Element data from apps and pages:
- - -

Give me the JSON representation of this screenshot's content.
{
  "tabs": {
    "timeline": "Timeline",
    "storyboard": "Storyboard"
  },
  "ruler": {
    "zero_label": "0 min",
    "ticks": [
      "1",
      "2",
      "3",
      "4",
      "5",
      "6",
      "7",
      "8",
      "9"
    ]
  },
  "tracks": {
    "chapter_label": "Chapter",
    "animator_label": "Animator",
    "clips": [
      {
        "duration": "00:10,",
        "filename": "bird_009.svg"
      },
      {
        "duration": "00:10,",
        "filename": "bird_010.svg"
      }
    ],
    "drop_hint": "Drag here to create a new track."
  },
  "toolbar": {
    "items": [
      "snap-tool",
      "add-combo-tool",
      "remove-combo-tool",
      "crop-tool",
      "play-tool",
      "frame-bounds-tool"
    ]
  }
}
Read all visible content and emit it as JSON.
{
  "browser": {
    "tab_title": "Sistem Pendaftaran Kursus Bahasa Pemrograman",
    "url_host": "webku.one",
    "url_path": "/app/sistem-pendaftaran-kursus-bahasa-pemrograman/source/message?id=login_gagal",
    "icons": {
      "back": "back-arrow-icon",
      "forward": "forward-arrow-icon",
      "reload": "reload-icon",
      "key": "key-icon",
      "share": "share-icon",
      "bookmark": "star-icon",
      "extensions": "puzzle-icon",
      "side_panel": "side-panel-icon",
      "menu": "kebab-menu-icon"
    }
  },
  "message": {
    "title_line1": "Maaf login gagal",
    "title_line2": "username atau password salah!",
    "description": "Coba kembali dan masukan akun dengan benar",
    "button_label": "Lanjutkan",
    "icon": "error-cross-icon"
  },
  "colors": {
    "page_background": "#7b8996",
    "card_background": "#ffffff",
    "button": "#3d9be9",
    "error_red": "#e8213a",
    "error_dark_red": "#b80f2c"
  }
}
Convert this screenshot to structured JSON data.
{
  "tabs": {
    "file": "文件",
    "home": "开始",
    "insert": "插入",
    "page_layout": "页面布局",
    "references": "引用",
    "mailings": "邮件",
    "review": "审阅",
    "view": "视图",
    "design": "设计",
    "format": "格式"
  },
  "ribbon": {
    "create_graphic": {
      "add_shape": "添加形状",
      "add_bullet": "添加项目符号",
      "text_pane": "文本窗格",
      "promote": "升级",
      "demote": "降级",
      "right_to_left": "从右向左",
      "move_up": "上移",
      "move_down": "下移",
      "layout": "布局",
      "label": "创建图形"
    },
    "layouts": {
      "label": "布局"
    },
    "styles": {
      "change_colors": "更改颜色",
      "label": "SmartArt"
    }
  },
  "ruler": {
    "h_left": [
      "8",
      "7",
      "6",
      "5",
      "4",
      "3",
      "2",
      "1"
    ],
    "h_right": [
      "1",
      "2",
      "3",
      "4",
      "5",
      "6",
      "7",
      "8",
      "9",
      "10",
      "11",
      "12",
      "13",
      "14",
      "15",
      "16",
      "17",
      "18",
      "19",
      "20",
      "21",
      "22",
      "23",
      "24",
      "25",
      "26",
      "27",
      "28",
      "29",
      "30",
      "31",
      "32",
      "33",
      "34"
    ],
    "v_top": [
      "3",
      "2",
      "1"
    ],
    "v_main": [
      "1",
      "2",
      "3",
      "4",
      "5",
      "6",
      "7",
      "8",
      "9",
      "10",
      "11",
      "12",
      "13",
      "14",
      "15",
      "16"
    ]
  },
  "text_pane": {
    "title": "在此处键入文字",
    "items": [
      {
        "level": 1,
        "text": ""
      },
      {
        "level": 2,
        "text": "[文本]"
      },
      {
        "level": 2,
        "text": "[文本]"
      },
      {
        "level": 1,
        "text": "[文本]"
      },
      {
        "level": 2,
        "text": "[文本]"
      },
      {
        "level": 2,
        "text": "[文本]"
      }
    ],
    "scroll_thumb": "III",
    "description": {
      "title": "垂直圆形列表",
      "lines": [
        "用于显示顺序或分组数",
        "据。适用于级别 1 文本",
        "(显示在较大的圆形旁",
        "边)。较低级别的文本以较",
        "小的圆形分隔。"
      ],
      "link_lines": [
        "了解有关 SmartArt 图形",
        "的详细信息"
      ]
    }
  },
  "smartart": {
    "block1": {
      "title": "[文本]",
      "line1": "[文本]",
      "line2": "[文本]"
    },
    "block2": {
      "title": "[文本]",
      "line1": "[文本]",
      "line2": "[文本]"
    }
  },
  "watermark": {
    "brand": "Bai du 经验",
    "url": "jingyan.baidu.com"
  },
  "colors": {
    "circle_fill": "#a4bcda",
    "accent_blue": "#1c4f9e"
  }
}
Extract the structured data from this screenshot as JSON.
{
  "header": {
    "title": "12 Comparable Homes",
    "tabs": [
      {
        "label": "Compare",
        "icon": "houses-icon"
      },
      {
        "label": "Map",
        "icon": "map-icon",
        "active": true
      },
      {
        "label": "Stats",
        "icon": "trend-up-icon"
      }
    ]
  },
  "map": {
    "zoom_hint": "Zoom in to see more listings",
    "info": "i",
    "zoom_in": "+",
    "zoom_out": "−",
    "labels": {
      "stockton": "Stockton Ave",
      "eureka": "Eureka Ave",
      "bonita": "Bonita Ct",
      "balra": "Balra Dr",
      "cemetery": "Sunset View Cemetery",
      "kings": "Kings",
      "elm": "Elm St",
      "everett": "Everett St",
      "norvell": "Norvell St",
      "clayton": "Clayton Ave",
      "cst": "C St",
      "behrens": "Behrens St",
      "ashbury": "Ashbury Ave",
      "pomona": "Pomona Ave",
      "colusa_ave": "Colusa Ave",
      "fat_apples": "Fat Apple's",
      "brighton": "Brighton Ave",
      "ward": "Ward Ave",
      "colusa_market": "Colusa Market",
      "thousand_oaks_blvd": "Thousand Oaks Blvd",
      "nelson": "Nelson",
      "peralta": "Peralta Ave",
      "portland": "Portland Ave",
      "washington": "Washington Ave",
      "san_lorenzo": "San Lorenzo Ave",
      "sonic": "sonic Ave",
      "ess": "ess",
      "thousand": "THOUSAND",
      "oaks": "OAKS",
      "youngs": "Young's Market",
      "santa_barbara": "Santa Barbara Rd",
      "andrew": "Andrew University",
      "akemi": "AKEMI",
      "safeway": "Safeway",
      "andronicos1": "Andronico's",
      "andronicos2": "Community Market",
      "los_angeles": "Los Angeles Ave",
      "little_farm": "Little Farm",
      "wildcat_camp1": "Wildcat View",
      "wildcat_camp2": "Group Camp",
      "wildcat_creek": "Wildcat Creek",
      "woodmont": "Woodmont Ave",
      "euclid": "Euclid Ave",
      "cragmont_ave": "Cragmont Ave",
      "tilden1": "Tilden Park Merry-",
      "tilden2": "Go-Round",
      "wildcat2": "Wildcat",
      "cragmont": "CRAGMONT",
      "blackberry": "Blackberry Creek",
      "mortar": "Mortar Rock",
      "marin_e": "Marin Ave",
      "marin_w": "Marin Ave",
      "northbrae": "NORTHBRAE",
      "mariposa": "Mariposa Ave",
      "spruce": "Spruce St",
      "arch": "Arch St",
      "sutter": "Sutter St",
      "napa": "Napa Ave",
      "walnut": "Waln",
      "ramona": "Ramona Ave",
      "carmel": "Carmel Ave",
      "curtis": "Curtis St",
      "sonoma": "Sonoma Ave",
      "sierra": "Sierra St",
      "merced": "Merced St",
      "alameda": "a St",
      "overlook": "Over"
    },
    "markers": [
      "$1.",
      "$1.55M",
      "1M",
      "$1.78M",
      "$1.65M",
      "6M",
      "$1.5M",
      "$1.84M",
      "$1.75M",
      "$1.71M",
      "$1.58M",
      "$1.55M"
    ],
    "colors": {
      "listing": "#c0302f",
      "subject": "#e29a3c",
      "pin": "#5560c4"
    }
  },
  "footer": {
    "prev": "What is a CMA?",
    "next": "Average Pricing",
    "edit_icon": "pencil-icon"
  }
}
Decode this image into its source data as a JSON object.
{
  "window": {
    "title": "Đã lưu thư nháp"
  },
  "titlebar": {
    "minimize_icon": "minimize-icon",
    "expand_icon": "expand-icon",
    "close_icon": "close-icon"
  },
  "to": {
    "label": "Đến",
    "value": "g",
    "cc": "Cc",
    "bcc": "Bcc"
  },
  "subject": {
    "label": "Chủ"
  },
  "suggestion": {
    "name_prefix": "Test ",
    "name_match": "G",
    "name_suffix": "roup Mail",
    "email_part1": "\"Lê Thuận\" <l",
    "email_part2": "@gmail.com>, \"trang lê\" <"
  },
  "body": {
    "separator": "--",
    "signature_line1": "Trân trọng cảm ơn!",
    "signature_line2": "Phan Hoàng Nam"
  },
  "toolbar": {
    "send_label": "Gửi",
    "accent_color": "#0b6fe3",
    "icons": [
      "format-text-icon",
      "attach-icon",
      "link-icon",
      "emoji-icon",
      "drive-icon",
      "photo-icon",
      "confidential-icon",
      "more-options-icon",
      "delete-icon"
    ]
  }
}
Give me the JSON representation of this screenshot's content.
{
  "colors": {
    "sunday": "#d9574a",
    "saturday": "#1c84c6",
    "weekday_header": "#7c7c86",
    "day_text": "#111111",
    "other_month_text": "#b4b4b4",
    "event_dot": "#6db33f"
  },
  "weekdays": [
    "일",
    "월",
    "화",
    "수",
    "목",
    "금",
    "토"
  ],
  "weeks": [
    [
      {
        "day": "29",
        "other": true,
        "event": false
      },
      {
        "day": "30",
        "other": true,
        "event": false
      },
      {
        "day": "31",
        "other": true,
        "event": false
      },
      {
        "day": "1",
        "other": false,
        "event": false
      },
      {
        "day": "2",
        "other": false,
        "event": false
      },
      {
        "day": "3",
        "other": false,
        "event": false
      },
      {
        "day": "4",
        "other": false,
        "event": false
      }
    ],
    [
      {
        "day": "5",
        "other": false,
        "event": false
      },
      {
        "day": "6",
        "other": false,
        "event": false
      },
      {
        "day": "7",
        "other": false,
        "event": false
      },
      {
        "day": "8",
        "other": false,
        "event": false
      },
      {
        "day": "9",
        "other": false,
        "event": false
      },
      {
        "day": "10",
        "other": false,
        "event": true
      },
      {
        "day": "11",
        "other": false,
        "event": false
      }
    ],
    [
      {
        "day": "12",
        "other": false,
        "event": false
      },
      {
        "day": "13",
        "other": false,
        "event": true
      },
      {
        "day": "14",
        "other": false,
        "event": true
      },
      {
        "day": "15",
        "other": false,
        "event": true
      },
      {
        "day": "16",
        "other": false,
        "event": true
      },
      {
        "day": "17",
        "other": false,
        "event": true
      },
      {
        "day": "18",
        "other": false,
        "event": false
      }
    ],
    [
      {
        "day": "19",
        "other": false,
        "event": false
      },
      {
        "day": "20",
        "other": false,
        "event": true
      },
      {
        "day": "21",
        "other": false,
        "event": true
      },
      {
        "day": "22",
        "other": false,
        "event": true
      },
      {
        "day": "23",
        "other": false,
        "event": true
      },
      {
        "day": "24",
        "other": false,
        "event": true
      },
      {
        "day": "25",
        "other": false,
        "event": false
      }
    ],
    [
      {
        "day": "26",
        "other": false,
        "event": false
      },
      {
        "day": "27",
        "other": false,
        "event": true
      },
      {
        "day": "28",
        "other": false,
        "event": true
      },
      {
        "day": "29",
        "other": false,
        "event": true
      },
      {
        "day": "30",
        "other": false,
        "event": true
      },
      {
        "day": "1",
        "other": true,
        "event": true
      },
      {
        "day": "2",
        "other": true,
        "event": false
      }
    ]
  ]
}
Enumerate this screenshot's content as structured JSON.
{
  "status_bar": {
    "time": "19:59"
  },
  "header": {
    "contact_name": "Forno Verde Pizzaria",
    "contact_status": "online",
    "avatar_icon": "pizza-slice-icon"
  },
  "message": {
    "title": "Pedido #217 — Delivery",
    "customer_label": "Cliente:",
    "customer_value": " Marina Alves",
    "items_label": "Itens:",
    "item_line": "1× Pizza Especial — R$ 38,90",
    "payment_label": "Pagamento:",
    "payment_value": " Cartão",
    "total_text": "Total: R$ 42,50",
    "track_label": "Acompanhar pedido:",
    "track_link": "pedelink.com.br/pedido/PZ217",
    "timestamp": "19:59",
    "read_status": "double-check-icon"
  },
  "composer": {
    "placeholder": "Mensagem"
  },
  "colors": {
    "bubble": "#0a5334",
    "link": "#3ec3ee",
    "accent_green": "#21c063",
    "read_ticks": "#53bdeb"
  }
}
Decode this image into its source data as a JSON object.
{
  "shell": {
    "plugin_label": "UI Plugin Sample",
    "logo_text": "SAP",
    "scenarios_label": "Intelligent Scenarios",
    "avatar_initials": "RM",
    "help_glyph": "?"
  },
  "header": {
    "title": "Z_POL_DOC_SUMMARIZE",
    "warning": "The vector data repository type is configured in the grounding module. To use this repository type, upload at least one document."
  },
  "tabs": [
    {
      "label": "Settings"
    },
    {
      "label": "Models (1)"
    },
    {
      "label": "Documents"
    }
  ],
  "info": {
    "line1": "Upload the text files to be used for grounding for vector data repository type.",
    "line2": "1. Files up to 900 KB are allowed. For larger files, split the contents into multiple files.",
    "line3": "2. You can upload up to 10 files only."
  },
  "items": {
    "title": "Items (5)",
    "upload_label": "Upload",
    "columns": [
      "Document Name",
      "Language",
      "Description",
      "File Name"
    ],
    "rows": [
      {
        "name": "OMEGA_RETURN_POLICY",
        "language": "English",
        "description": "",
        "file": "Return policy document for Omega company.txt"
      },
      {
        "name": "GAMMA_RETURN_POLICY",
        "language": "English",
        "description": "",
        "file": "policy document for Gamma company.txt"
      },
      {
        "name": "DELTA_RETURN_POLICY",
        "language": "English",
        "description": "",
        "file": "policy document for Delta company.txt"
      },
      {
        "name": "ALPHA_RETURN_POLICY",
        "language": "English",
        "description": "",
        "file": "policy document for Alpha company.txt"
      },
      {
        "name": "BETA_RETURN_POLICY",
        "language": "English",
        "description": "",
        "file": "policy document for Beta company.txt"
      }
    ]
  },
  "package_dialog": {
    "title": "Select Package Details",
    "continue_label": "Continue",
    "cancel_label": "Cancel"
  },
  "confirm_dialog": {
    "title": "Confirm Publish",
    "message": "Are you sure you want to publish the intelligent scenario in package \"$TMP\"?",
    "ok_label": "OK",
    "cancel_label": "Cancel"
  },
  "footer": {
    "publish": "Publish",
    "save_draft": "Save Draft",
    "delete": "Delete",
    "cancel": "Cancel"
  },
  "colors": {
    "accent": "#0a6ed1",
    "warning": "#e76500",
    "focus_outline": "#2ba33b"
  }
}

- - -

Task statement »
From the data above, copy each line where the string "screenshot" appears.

Task output »
Give me the JSON representation of this screenshot's content.
Convert this screenshot to structured JSON data.
Extract the structured data from this screenshot as JSON.
Give me the JSON representation of this screenshot's content.
Enumerate this screenshot's content as structured JSON.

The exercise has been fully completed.